Dataset rows for apps and sites:
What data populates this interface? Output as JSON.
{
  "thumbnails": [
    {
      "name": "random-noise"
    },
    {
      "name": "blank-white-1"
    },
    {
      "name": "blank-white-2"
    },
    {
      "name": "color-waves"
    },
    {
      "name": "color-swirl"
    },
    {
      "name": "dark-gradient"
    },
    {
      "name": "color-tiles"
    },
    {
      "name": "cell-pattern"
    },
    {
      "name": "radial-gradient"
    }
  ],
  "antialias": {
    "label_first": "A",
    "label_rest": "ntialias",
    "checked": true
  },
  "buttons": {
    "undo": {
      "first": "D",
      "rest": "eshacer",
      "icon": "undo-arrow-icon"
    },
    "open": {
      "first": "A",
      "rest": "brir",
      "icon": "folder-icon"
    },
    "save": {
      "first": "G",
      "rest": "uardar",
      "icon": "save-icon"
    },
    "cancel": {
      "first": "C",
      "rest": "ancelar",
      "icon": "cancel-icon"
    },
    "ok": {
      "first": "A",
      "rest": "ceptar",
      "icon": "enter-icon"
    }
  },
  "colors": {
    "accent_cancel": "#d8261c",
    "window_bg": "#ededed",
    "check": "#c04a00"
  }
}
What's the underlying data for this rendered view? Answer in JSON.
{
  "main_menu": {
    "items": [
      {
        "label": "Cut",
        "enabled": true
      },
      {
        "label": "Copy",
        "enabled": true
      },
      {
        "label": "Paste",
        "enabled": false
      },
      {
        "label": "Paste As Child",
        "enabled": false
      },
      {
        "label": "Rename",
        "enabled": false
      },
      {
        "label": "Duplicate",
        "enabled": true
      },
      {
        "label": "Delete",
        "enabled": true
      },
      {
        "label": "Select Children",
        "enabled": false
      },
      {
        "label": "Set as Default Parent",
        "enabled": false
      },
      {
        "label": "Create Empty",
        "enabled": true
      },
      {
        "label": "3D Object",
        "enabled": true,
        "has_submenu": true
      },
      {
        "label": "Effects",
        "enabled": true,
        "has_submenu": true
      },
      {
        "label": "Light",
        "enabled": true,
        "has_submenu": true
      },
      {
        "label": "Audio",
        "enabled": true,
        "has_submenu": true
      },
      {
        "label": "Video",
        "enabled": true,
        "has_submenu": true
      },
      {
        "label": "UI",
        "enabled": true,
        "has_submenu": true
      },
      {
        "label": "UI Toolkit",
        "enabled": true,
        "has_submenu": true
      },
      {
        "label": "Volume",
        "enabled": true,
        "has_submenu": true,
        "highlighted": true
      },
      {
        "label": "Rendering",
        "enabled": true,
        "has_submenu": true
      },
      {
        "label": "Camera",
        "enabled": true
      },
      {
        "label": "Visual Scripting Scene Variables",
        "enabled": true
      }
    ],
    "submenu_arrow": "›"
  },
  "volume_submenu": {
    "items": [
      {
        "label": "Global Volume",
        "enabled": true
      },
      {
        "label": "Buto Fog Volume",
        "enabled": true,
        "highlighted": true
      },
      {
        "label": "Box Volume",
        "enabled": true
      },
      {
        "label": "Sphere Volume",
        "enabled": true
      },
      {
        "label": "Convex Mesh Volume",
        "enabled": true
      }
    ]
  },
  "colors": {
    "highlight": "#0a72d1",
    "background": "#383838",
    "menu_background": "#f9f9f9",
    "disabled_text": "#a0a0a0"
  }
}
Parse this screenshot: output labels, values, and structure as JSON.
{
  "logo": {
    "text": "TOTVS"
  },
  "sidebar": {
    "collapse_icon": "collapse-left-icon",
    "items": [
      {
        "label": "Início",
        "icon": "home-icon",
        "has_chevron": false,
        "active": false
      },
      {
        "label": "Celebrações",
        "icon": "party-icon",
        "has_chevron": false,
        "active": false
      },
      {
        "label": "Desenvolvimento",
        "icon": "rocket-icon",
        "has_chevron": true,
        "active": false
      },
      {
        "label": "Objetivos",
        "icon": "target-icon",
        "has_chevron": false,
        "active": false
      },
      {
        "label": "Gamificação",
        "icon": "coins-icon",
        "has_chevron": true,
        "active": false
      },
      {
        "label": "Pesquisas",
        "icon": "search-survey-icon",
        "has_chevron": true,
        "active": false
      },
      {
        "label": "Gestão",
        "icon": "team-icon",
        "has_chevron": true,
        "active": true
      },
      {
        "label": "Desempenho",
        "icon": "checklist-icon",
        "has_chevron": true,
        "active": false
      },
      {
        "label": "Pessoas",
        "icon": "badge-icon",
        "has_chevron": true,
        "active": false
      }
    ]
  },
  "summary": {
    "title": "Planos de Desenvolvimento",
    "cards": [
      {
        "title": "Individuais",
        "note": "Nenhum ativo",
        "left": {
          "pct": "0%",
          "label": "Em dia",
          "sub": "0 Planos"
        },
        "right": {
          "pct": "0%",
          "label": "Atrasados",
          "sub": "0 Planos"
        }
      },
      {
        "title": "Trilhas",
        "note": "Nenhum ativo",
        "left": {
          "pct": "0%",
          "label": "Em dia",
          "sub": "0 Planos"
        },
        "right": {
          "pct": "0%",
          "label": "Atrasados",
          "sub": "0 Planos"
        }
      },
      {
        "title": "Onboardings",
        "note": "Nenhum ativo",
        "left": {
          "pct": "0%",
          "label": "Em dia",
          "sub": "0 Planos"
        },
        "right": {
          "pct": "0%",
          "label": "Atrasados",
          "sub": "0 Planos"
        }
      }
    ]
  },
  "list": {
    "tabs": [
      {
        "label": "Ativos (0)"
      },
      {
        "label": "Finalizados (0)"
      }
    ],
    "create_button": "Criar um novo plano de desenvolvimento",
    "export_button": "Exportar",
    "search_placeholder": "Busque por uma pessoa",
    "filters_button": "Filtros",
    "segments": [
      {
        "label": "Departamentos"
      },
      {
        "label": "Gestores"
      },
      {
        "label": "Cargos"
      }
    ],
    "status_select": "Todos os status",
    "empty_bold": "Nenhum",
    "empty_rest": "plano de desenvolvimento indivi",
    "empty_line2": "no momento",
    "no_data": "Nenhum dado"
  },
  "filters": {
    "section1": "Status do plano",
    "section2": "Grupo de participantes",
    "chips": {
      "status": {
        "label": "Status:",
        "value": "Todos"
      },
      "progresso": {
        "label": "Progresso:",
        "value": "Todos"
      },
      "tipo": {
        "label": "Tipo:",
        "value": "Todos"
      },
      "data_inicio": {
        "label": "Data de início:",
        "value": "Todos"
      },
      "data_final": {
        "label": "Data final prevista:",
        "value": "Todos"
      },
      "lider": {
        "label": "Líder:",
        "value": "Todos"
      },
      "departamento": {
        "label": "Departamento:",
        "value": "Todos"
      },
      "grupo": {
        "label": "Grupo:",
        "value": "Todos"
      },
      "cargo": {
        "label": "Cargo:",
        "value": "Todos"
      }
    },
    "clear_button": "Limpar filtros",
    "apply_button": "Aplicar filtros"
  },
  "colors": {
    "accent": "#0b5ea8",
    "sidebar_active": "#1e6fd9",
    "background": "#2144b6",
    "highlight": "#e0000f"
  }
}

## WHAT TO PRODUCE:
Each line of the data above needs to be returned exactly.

## EXERCISE SOLUTION:
What data populates this interface? Output as JSON.
{
  "thumbnails": [
    {
      "name": "random-noise"
    },
    {
      "name": "blank-white-1"
    },
    {
      "name": "blank-white-2"
    },
    {
      "name": "color-waves"
    },
    {
      "name": "color-swirl"
    },
    {
      "name": "dark-gradient"
    },
    {
      "name": "color-tiles"
    },
    {
      "name": "cell-pattern"
    },
    {
      "name": "radial-gradient"
    }
  ],
  "antialias": {
    "label_first": "A",
    "label_rest": "ntialias",
    "checked": true
  },
  "buttons": {
    "undo": {
      "first": "D",
      "rest": "eshacer",
      "icon": "undo-arrow-icon"
    },
    "open": {
      "first": "A",
      "rest": "brir",
      "icon": "folder-icon"
    },
    "save": {
      "first": "G",
      "rest": "uardar",
      "icon": "save-icon"
    },
    "cancel": {
      "first": "C",
      "rest": "ancelar",
      "icon": "cancel-icon"
    },
    "ok": {
      "first": "A",
      "rest": "ceptar",
      "icon": "enter-icon"
    }
  },
  "colors": {
    "accent_cancel": "#d8261c",
    "window_bg": "#ededed",
    "check": "#c04a00"
  }
}
What's the underlying data for this rendered view? Answer in JSON.
{
  "main_menu": {
    "items": [
      {
        "label": "Cut",
        "enabled": true
      },
      {
        "label": "Copy",
        "enabled": true
      },
      {
        "label": "Paste",
        "enabled": false
      },
      {
        "label": "Paste As Child",
        "enabled": false
      },
      {
        "label": "Rename",
        "enabled": false
      },
      {
        "label": "Duplicate",
        "enabled": true
      },
      {
        "label": "Delete",
        "enabled": true
      },
      {
        "label": "Select Children",
        "enabled": false
      },
      {
        "label": "Set as Default Parent",
        "enabled": false
      },
      {
        "label": "Create Empty",
        "enabled": true
      },
      {
        "label": "3D Object",
        "enabled": true,
        "has_submenu": true
      },
      {
        "label": "Effects",
        "enabled": true,
        "has_submenu": true
      },
      {
        "label": "Light",
        "enabled": true,
        "has_submenu": true
      },
      {
        "label": "Audio",
        "enabled": true,
        "has_submenu": true
      },
      {
        "label": "Video",
        "enabled": true,
        "has_submenu": true
      },
      {
        "label": "UI",
        "enabled": true,
        "has_submenu": true
      },
      {
        "label": "UI Toolkit",
        "enabled": true,
        "has_submenu": true
      },
      {
        "label": "Volume",
        "enabled": true,
        "has_submenu": true,
        "highlighted": true
      },
      {
        "label": "Rendering",
        "enabled": true,
        "has_submenu": true
      },
      {
        "label": "Camera",
        "enabled": true
      },
      {
        "label": "Visual Scripting Scene Variables",
        "enabled": true
      }
    ],
    "submenu_arrow": "›"
  },
  "volume_submenu": {
    "items": [
      {
        "label": "Global Volume",
        "enabled": true
      },
      {
        "label": "Buto Fog Volume",
        "enabled": true,
        "highlighted": true
      },
      {
        "label": "Box Volume",
        "enabled": true
      },
      {
        "label": "Sphere Volume",
        "enabled": true
      },
      {
        "label": "Convex Mesh Volume",
        "enabled": true
      }
    ]
  },
  "colors": {
    "highlight": "#0a72d1",
    "background": "#383838",
    "menu_background": "#f9f9f9",
    "disabled_text": "#a0a0a0"
  }
}
Parse this screenshot: output labels, values, and structure as JSON.
{
  "logo": {
    "text": "TOTVS"
  },
  "sidebar": {
    "collapse_icon": "collapse-left-icon",
    "items": [
      {
        "label": "Início",
        "icon": "home-icon",
        "has_chevron": false,
        "active": false
      },
      {
        "label": "Celebrações",
        "icon": "party-icon",
        "has_chevron": false,
        "active": false
      },
      {
        "label": "Desenvolvimento",
        "icon": "rocket-icon",
        "has_chevron": true,
        "active": false
      },
      {
        "label": "Objetivos",
        "icon": "target-icon",
        "has_chevron": false,
        "active": false
      },
      {
        "label": "Gamificação",
        "icon": "coins-icon",
        "has_chevron": true,
        "active": false
      },
      {
        "label": "Pesquisas",
        "icon": "search-survey-icon",
        "has_chevron": true,
        "active": false
      },
      {
        "label": "Gestão",
        "icon": "team-icon",
        "has_chevron": true,
        "active": true
      },
      {
        "label": "Desempenho",
        "icon": "checklist-icon",
        "has_chevron": true,
        "active": false
      },
      {
        "label": "Pessoas",
        "icon": "badge-icon",
        "has_chevron": true,
        "active": false
      }
    ]
  },
  "summary": {
    "title": "Planos de Desenvolvimento",
    "cards": [
      {
        "title": "Individuais",
        "note": "Nenhum ativo",
        "left": {
          "pct": "0%",
          "label": "Em dia",
          "sub": "0 Planos"
        },
        "right": {
          "pct": "0%",
          "label": "Atrasados",
          "sub": "0 Planos"
        }
      },
      {
        "title": "Trilhas",
        "note": "Nenhum ativo",
        "left": {
          "pct": "0%",
          "label": "Em dia",
          "sub": "0 Planos"
        },
        "right": {
          "pct": "0%",
          "label": "Atrasados",
          "sub": "0 Planos"
        }
      },
      {
        "title": "Onboardings",
        "note": "Nenhum ativo",
        "left": {
          "pct": "0%",
          "label": "Em dia",
          "sub": "0 Planos"
        },
        "right": {
          "pct": "0%",
          "label": "Atrasados",
          "sub": "0 Planos"
        }
      }
    ]
  },
  "list": {
    "tabs": [
      {
        "label": "Ativos (0)"
      },
      {
        "label": "Finalizados (0)"
      }
    ],
    "create_button": "Criar um novo plano de desenvolvimento",
    "export_button": "Exportar",
    "search_placeholder": "Busque por uma pessoa",
    "filters_button": "Filtros",
    "segments": [
      {
        "label": "Departamentos"
      },
      {
        "label": "Gestores"
      },
      {
        "label": "Cargos"
      }
    ],
    "status_select": "Todos os status",
    "empty_bold": "Nenhum",
    "empty_rest": "plano de desenvolvimento indivi",
    "empty_line2": "no momento",
    "no_data": "Nenhum dado"
  },
  "filters": {
    "section1": "Status do plano",
    "section2": "Grupo de participantes",
    "chips": {
      "status": {
        "label": "Status:",
        "value": "Todos"
      },
      "progresso": {
        "label": "Progresso:",
        "value": "Todos"
      },
      "tipo": {
        "label": "Tipo:",
        "value": "Todos"
      },
      "data_inicio": {
        "label": "Data de início:",
        "value": "Todos"
      },
      "data_final": {
        "label": "Data final prevista:",
        "value": "Todos"
      },
      "lider": {
        "label": "Líder:",
        "value": "Todos"
      },
      "departamento": {
        "label": "Departamento:",
        "value": "Todos"
      },
      "grupo": {
        "label": "Grupo:",
        "value": "Todos"
      },
      "cargo": {
        "label": "Cargo:",
        "value": "Todos"
      }
    },
    "clear_button": "Limpar filtros",
    "apply_button": "Aplicar filtros"
  },
  "colors": {
    "accent": "#0b5ea8",
    "sidebar_active": "#1e6fd9",
    "background": "#2144b6",
    "highlight": "#e0000f"
  }
}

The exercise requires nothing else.